**Your goal**.
In the data below, find every line with the string "color" and pull it out.

Records from a data collection

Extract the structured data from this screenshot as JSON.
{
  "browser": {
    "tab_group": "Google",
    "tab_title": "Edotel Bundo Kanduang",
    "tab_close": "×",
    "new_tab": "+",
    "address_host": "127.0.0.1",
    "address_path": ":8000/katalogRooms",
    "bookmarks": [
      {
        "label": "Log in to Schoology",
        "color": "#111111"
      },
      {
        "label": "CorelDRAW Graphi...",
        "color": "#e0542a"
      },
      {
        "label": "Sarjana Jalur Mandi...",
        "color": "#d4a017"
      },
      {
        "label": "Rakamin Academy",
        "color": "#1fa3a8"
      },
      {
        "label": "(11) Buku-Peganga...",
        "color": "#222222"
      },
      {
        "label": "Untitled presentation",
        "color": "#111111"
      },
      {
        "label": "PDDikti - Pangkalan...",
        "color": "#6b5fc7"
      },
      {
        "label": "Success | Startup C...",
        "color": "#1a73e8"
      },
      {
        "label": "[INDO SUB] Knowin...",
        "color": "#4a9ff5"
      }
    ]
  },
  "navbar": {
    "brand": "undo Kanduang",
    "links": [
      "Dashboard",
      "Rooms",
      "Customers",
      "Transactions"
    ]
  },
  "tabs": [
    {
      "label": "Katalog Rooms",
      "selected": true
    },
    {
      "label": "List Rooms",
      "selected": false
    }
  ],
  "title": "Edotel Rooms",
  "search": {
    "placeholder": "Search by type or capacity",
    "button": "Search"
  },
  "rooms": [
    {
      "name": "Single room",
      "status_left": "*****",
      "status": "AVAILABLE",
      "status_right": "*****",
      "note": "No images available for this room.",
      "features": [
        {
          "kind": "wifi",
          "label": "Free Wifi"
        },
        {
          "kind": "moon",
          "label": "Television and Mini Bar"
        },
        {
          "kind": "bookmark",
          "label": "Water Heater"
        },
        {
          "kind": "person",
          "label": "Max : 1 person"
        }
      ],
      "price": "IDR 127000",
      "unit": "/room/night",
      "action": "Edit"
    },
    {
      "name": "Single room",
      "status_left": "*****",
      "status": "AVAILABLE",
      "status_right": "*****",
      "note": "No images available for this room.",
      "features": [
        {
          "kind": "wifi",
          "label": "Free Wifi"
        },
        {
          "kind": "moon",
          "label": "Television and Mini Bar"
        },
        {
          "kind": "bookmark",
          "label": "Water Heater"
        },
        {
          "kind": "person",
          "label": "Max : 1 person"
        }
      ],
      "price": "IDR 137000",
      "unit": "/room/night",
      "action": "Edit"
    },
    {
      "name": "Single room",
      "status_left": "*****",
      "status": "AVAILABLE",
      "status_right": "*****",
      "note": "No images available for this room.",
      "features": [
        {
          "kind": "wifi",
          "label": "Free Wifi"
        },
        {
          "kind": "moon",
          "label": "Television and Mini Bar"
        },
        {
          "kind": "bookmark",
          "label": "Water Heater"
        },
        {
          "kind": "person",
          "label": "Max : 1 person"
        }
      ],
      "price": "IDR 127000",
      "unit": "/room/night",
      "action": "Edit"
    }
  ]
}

**Written answer**.
        "color": "#111111"
        "color": "#e0542a"
        "color": "#d4a017"
        "color": "#1fa3a8"
        "color": "#222222"
        "color": "#111111"
        "color": "#6b5fc7"
        "color": "#1a73e8"
        "color": "#4a9ff5"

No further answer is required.